• Try it: Find each line below that includes "this", then copy it.

[Items listed in a dataset]
-*-
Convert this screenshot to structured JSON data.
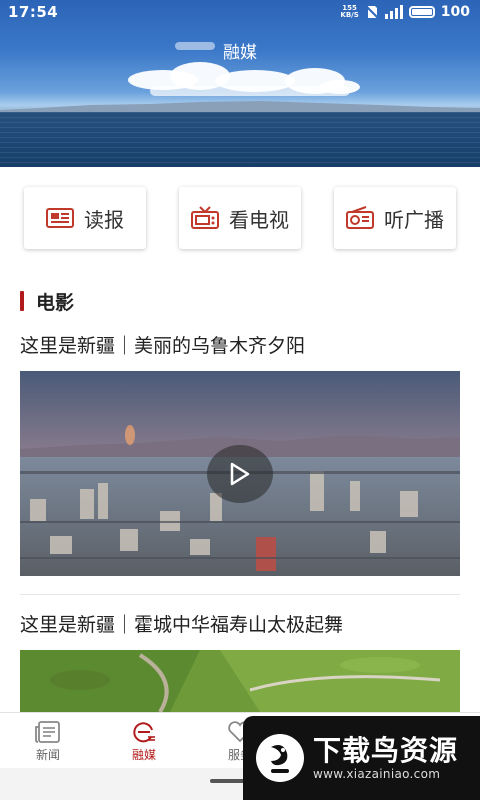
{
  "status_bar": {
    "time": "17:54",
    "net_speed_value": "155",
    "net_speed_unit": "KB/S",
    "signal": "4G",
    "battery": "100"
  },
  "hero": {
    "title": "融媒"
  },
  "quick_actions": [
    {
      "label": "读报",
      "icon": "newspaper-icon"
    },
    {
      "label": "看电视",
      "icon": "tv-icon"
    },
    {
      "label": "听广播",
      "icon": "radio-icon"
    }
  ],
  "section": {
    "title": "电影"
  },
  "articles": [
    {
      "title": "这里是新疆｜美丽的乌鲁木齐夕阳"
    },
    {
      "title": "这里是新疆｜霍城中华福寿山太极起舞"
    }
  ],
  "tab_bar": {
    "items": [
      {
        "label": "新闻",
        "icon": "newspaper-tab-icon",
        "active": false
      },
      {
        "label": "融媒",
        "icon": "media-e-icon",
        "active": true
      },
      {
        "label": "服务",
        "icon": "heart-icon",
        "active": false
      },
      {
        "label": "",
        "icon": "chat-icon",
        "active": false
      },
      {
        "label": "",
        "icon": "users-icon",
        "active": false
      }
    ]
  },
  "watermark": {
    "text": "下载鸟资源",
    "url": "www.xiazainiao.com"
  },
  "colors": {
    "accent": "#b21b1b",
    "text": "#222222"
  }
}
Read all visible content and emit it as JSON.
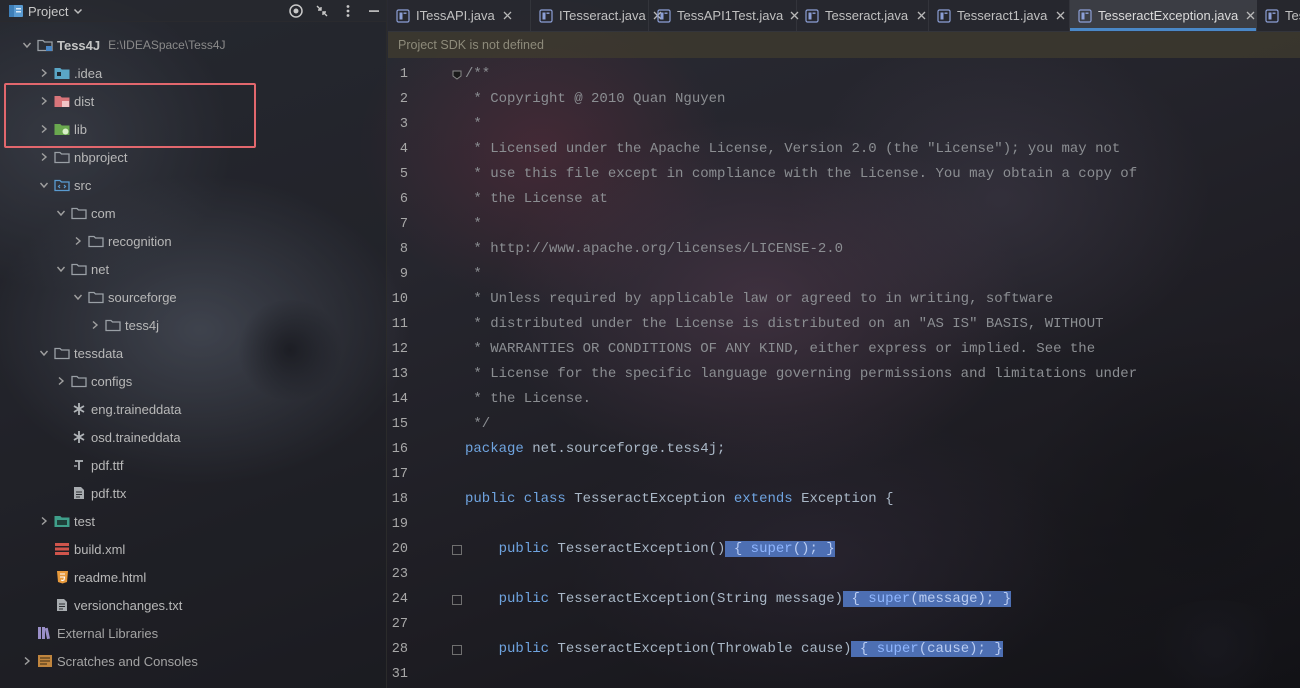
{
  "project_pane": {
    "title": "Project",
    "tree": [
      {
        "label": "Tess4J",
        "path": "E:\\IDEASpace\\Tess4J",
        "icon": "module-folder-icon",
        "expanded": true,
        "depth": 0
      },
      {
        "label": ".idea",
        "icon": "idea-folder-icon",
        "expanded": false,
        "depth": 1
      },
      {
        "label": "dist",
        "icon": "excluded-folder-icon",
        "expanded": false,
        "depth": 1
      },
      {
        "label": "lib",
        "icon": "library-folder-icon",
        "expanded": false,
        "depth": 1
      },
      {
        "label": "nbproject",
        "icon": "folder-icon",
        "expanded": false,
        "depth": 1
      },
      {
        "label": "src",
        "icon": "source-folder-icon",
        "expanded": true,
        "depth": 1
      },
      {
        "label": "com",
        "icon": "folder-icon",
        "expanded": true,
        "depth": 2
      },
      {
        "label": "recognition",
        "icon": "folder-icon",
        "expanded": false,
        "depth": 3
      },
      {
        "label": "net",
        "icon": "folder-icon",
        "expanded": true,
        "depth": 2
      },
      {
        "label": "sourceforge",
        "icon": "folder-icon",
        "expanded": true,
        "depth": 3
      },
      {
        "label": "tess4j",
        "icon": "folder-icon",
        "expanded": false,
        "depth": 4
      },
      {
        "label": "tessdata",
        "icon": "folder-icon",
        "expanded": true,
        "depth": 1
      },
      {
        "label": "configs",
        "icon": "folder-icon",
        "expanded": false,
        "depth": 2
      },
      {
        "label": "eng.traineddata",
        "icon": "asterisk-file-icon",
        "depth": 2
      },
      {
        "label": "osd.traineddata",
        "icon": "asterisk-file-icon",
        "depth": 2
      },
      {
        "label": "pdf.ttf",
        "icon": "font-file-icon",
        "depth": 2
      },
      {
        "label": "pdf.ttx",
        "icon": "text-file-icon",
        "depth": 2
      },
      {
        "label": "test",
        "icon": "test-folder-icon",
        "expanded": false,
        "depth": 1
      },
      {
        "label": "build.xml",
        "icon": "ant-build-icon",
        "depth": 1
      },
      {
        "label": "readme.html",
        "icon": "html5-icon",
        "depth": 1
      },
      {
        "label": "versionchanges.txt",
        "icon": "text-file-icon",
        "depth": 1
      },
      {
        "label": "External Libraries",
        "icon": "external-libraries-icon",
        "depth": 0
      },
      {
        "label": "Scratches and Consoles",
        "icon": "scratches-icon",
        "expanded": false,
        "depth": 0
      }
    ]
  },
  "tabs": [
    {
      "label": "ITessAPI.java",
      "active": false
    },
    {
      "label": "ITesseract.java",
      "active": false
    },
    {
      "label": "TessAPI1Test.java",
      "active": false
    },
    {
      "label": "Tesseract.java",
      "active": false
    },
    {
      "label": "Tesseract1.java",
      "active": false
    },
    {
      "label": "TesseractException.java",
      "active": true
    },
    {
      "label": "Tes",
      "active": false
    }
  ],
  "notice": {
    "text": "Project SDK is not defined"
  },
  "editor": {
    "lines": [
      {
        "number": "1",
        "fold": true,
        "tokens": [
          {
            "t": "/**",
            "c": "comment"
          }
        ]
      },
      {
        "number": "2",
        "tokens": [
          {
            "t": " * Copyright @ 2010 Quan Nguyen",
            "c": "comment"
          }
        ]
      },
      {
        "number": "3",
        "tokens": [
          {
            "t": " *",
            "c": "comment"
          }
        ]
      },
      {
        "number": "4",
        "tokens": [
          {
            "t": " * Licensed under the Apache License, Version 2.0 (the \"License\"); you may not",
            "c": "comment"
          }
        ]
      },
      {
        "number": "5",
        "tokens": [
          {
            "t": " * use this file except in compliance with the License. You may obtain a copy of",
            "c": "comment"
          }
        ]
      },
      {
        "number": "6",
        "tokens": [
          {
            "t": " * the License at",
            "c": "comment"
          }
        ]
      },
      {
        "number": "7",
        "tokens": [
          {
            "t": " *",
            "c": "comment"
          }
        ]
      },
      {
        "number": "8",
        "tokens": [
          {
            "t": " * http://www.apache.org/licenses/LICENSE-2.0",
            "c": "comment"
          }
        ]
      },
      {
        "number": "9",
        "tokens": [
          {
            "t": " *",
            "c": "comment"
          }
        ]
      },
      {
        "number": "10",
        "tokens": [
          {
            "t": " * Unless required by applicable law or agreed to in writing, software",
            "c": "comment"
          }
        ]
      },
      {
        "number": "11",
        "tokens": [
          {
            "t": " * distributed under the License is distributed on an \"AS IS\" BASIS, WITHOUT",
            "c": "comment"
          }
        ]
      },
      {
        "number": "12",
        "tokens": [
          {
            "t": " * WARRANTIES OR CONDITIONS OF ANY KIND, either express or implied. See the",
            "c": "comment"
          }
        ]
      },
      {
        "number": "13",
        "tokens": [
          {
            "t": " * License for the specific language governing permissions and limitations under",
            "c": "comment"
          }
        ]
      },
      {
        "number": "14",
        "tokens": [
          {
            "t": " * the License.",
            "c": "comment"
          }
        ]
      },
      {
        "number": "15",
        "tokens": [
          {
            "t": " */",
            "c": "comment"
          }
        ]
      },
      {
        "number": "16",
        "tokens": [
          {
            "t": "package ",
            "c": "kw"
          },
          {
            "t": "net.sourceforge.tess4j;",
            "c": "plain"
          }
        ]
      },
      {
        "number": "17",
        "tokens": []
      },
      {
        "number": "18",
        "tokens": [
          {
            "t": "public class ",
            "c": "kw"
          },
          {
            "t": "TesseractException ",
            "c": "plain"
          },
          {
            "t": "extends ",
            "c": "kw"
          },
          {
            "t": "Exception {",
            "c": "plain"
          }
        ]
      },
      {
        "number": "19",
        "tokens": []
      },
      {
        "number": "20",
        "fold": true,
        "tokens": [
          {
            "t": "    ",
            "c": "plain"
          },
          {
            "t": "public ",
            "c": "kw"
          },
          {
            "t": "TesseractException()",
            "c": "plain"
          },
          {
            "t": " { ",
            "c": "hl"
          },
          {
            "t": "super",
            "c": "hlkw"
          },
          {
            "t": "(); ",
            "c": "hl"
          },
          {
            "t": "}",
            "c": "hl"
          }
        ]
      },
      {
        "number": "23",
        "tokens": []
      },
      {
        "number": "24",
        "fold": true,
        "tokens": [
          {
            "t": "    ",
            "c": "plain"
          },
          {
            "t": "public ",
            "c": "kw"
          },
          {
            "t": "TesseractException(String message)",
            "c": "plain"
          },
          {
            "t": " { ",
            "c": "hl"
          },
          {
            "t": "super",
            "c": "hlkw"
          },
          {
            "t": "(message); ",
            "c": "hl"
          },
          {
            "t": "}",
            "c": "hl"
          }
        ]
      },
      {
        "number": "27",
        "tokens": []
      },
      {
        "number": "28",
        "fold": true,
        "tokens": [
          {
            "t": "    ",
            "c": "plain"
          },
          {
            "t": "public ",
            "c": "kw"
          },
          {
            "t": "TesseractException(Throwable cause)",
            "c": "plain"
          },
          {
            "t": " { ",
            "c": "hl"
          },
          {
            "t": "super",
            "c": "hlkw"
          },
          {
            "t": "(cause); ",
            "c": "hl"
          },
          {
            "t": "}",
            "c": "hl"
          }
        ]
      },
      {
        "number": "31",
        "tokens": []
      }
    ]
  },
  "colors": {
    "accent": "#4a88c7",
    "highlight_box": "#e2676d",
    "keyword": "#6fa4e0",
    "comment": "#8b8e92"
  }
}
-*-
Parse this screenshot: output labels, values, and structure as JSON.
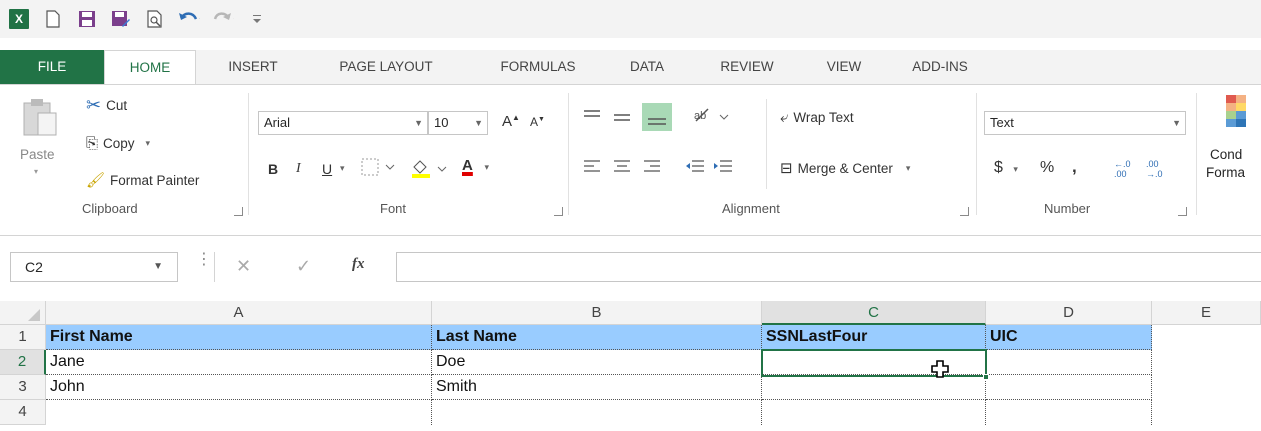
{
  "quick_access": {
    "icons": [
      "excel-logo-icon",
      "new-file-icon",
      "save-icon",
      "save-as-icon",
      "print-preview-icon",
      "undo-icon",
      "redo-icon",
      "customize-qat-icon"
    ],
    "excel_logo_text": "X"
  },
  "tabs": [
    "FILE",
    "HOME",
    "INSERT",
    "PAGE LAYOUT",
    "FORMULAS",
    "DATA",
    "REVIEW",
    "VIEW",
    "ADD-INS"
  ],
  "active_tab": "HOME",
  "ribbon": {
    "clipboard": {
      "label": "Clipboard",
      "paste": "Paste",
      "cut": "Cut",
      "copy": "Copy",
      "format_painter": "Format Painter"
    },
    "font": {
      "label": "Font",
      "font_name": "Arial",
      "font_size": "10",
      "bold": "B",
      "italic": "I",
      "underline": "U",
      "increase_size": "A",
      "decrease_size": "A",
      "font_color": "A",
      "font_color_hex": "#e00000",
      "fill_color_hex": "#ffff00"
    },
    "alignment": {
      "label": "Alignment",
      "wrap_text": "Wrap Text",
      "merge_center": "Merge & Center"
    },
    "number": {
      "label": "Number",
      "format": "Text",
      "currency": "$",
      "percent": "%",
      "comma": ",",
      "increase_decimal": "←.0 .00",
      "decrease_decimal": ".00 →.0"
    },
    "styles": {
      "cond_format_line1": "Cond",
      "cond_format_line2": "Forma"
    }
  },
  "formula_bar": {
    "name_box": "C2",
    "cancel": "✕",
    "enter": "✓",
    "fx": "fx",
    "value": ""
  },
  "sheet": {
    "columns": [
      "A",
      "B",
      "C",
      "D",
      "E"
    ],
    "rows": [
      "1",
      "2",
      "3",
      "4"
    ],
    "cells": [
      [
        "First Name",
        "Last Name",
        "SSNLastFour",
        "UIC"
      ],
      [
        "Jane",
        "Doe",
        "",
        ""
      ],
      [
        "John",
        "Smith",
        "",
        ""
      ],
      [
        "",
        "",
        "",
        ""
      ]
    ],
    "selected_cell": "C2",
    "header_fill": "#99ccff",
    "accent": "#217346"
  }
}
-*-
• Reply:
Convert this screenshot to structured JSON data.
            "t": " * use this file except in compliance with the License. You may obtain a copy of",
Parse this screenshot: output labels, values, and structure as JSON.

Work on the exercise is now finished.